Your journey doesn’t have to be frenetic. Choose a different way! Here’s how to connect with the sense of profound presence no matter where you go
Have you ever wondered about bringing the Divine with you as you travel? Often this is key to changing what can be a frenetic experience.
The difference may be simple yet profound, such as noticing the smells in the air when you arrive. When I left the small airport on Pico island in the Azores, the air smelled like flowers! Or stopping to see, really see, the sunset about to happen before you. Certainly, appreciating the food you taste in a new city or country is a feast for our senses. Yet, so much more is possible.
For me, I start with visualizing the trip in its entirety and send joy, love and protection to all aspects of the journey. This would especially include the transitions from one place to the next. The protection is supported by those spiritual beings I have connected with through the years, such as Mother Mary, the Hindu goddess Durga or Archangel Michael.
Connect to presence
Each step of the way we can offer invitations to Divine presence. When I board a plane, I take a few moments to sit in quiet prayer and connect with a sense about the plane and the pilots. I follow this with a mental sweep of the plane, dispensing the energy of the prayer. This minimizes or mitigates any challenges the travel ahead will pose.
Connect to what’s possible
As I prepare for travel, I contemplate what’s possible for bringing the Divine into the journey. That might take the form of planning a pilgrimage to Monserrat, something I did in April 2019. [link to blog post about that?]Or it may be simply being present with what is available in that moment. I always try to remember that an unplanned detour due to construction can reveal gems around the bend. When I’m flexible and I have the right attitude, I bring joy to the most ordinary moments.
Connect to the adventure
I love spontaneity because that adds to the adventure. And it is an opportunity for the Divine to join in the fun. When my sister suggested we climb to a castle ruin near Hunawhir, my mother’s hometown in France, I experienced an adventure that I otherwise would not have experienced. Our hike was in the springtime, and the mountain was filled with blue flowers through an ancient forest. We paused at one point to listen to the forest when the trail was more isolated, and this calmed my senses. I felt the forest cooling down as we stood in the shade. In that moment, I was struck with the wisdom of nature surrounding me. I felt both humbled and soothed.
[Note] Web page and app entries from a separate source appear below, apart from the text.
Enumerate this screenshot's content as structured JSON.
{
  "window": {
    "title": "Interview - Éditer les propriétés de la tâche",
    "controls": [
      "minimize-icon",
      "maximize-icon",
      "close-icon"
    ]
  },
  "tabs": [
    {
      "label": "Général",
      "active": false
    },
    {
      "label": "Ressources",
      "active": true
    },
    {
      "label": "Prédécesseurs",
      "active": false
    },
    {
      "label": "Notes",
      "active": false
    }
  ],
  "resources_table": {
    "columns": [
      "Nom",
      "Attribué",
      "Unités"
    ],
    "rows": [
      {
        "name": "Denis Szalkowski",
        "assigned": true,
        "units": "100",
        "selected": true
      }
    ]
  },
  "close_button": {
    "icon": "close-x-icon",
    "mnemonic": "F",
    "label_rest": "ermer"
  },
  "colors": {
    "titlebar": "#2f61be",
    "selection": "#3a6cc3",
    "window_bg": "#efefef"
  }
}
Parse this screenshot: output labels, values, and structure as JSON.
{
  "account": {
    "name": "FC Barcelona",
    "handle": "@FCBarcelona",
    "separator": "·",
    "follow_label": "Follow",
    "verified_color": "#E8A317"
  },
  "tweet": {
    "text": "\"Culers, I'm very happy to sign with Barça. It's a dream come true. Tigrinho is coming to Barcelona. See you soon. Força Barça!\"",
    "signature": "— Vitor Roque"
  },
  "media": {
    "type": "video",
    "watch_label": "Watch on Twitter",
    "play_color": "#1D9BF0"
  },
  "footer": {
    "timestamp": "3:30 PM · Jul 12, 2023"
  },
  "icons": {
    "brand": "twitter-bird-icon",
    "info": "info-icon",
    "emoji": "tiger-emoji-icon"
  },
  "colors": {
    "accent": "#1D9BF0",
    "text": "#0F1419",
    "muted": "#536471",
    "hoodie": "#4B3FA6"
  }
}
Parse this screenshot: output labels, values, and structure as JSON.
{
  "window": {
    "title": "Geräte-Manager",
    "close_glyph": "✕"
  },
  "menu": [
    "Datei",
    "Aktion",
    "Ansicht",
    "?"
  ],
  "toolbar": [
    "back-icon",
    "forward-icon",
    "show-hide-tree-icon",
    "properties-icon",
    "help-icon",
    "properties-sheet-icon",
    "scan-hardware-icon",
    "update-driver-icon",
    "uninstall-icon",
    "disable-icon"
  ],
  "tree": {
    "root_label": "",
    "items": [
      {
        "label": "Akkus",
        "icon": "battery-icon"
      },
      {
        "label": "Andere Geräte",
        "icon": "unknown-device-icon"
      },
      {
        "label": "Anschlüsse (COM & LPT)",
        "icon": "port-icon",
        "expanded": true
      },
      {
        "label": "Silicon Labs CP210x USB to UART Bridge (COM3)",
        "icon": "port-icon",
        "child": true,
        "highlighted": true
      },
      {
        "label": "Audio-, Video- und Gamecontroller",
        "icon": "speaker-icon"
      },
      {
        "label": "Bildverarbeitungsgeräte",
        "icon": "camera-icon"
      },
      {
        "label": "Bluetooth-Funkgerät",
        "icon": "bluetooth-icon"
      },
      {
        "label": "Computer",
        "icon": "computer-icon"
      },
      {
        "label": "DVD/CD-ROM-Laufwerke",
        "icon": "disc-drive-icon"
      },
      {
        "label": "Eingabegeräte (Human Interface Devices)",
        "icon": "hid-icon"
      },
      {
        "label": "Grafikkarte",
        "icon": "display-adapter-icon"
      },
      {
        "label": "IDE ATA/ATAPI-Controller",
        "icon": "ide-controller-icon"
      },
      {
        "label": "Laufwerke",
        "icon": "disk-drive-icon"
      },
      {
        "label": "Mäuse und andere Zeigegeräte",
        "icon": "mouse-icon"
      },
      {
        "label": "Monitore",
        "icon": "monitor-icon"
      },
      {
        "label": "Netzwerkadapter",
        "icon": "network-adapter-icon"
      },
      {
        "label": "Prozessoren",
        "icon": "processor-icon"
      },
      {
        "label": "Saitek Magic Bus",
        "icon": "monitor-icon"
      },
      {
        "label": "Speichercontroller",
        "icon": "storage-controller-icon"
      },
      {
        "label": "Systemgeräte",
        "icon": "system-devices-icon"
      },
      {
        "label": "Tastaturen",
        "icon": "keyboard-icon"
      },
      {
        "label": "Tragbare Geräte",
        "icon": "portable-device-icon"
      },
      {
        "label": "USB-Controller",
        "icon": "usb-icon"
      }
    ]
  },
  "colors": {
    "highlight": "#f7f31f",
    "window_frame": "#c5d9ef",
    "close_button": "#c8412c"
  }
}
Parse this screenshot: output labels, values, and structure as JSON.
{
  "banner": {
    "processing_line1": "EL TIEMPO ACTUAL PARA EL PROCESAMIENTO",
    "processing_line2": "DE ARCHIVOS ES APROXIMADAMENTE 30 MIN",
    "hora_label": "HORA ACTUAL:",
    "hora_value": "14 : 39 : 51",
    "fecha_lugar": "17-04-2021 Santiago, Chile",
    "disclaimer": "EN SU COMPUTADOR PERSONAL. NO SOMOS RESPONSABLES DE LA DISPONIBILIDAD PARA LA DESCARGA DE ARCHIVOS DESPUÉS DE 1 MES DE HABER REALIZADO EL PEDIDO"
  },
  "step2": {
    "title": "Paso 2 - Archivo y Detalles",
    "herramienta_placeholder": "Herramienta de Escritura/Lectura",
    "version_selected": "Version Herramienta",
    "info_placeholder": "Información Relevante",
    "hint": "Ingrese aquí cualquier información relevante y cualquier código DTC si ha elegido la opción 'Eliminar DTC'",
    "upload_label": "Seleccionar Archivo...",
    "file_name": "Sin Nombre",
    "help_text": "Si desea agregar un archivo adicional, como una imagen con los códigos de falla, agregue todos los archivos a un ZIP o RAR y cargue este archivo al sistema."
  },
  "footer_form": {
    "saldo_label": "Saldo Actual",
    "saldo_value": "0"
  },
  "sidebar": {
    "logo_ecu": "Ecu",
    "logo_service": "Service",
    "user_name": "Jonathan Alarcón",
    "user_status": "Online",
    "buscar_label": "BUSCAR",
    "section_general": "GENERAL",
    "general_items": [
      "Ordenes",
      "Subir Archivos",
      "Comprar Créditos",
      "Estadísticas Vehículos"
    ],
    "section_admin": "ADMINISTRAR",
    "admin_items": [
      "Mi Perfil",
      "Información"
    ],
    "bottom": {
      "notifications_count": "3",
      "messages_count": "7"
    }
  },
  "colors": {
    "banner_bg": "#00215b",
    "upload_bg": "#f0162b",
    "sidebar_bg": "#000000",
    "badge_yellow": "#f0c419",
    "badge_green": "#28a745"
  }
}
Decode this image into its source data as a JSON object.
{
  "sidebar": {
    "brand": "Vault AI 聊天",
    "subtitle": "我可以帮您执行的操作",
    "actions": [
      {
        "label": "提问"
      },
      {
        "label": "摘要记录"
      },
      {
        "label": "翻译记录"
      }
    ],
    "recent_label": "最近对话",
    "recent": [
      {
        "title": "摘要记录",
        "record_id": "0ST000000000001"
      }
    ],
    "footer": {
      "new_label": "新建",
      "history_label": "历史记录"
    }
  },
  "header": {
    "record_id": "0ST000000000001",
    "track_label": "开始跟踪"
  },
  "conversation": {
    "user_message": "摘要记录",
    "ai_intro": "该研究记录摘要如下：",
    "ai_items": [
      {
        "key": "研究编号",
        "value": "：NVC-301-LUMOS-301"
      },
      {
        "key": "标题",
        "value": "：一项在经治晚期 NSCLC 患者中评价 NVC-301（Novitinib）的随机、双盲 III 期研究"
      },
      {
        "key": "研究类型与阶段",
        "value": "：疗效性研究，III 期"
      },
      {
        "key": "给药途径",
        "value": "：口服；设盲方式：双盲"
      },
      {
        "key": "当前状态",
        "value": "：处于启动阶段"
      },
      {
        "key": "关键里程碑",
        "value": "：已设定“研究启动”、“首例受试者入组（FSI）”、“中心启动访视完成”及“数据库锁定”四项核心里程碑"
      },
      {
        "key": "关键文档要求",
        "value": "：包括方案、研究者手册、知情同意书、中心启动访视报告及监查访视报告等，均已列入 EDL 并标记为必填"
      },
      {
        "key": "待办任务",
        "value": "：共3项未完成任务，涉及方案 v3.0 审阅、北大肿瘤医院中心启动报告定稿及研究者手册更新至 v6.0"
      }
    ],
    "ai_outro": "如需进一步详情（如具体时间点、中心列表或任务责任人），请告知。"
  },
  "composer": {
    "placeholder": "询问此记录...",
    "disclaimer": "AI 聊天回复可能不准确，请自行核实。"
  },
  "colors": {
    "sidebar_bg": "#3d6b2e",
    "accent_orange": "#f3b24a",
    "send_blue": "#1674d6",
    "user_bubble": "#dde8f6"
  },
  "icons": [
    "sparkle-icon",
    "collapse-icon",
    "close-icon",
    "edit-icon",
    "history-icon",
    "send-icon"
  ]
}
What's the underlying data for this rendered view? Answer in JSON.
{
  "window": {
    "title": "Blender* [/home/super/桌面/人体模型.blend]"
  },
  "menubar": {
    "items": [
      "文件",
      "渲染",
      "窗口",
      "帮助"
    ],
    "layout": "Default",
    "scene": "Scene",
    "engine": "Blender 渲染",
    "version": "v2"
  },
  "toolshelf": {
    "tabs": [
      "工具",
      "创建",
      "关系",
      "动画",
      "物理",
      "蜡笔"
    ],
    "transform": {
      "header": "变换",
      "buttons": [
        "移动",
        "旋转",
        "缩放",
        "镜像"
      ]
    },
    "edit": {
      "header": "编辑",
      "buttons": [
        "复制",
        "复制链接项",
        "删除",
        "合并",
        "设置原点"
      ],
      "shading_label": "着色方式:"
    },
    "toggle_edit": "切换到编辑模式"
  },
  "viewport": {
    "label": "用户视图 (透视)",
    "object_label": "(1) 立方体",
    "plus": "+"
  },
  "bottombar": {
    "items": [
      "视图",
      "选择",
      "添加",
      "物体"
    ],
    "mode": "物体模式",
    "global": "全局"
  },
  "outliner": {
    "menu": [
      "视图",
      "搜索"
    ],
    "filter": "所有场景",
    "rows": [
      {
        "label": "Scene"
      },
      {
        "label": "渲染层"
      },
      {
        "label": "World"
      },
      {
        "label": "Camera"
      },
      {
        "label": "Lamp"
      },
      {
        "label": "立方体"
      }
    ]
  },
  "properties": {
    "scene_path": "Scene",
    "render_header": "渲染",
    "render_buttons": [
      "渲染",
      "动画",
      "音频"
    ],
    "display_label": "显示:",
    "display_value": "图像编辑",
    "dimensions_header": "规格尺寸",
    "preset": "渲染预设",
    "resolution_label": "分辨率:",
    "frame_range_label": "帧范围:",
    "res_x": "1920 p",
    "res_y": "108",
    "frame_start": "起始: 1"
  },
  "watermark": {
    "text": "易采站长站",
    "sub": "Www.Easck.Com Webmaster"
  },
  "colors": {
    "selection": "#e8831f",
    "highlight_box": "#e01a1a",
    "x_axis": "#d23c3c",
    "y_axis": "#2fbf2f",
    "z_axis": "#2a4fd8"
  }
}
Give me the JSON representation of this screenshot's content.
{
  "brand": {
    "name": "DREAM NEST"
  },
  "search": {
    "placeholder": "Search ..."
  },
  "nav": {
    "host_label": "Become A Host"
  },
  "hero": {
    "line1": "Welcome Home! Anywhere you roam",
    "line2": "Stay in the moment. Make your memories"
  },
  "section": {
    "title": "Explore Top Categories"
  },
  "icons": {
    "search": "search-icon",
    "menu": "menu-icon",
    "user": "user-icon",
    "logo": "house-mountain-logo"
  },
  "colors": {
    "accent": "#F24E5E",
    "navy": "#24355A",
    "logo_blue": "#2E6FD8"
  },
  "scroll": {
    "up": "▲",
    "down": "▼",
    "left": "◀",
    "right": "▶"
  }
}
This land in Alsace is right next to the German border. The land changed from being German occupied to French occupied. During World War 2, it was under German occupation. Her family stayed on but had very few men to work the vineyards. One of my mom’s favorite memories was when the American troops came and freed their town. All the children received chocolate from the soldiers. What all happened then, and how had it impacted this mountain trail? The beauty and sacredness of nature around me had hidden the scars, but I knew they must still be there.
On that same trip to France, I became appreciative of the Hunawihr church in my mother’s village. It is no longer in use, yet it’s clear that the long history of care, both from the Catholics and the Protestants who have shared this hallowed building, still lives. This touched me deeply. Many of my family members have lived and been buried here. The many gravestones have both my maternal and paternal family names, including both of my maternal grandparents and my favorite first cousin, Christian and his mother, Elizabeth. Standing in the churchyard, I sensed the reverence for the sanctuary as well as the surrounding graveyard. My sister and I wandered through the quiet church, and I took a few moments to be present with the sacred.
Sacredness exists all around us. So does the profane. Remembering the sacredness along with the profane allows for us to be more present and available for the full experience that travel can bring to us. It deepens our connection with the land we are visiting and our own sacred nature, and we can travel with that everywhere we go.